§ **What needs to be done**
How many lines of the listing below contain the word "legend"? Reply with that number alone.

§ **Source data**
+--

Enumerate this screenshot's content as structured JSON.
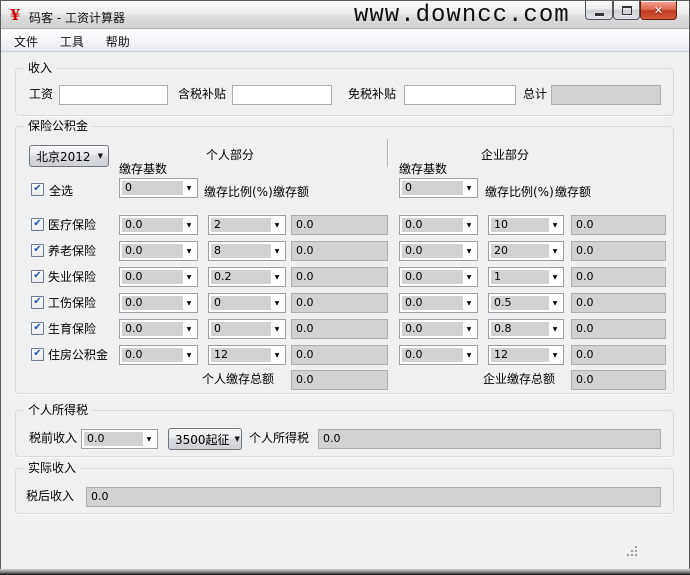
{
  "window": {
    "icon_glyph": "¥",
    "title": "码客 - 工资计算器",
    "watermark": "www.downcc.com"
  },
  "menu": {
    "items": [
      "文件",
      "工具",
      "帮助"
    ]
  },
  "icons": {
    "app": "yen-icon",
    "minimize": "minimize-icon",
    "maximize": "maximize-icon",
    "close": "close-icon",
    "dropdown_arrow": "▼",
    "checkbox_check": "✔"
  },
  "colors": {
    "app_icon": "#cc0000",
    "close_button": "#c23b22",
    "checkbox_check": "#2157ad",
    "watermark": "#101010"
  },
  "income": {
    "legend": "收入",
    "salary_label": "工资",
    "salary_value": "",
    "taxable_subsidy_label": "含税补贴",
    "taxable_subsidy_value": "",
    "taxfree_subsidy_label": "免税补贴",
    "taxfree_subsidy_value": "",
    "total_label": "总计",
    "total_value": ""
  },
  "insurance": {
    "legend": "保险公积金",
    "region_selected": "北京2012",
    "personal_header": "个人部分",
    "enterprise_header": "企业部分",
    "select_all_label": "全选",
    "select_all_checked": true,
    "base_label": "缴存基数",
    "ratio_label": "缴存比例(%)",
    "amount_label": "缴存额",
    "personal_base_value": "0",
    "enterprise_base_value": "0",
    "rows": [
      {
        "label": "医疗保险",
        "checked": true,
        "p_base": "0.0",
        "p_ratio": "2",
        "p_amount": "0.0",
        "e_base": "0.0",
        "e_ratio": "10",
        "e_amount": "0.0"
      },
      {
        "label": "养老保险",
        "checked": true,
        "p_base": "0.0",
        "p_ratio": "8",
        "p_amount": "0.0",
        "e_base": "0.0",
        "e_ratio": "20",
        "e_amount": "0.0"
      },
      {
        "label": "失业保险",
        "checked": true,
        "p_base": "0.0",
        "p_ratio": "0.2",
        "p_amount": "0.0",
        "e_base": "0.0",
        "e_ratio": "1",
        "e_amount": "0.0"
      },
      {
        "label": "工伤保险",
        "checked": true,
        "p_base": "0.0",
        "p_ratio": "0",
        "p_amount": "0.0",
        "e_base": "0.0",
        "e_ratio": "0.5",
        "e_amount": "0.0"
      },
      {
        "label": "生育保险",
        "checked": true,
        "p_base": "0.0",
        "p_ratio": "0",
        "p_amount": "0.0",
        "e_base": "0.0",
        "e_ratio": "0.8",
        "e_amount": "0.0"
      },
      {
        "label": "住房公积金",
        "checked": true,
        "p_base": "0.0",
        "p_ratio": "12",
        "p_amount": "0.0",
        "e_base": "0.0",
        "e_ratio": "12",
        "e_amount": "0.0"
      }
    ],
    "personal_total_label": "个人缴存总额",
    "personal_total_value": "0.0",
    "enterprise_total_label": "企业缴存总额",
    "enterprise_total_value": "0.0"
  },
  "tax": {
    "legend": "个人所得税",
    "pretax_label": "税前收入",
    "pretax_value": "0.0",
    "threshold_value": "3500起征",
    "result_label": "个人所得税",
    "result_value": "0.0"
  },
  "net": {
    "legend": "实际收入",
    "label": "税后收入",
    "value": "0.0"
  }
}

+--

§ **Expected answer**
4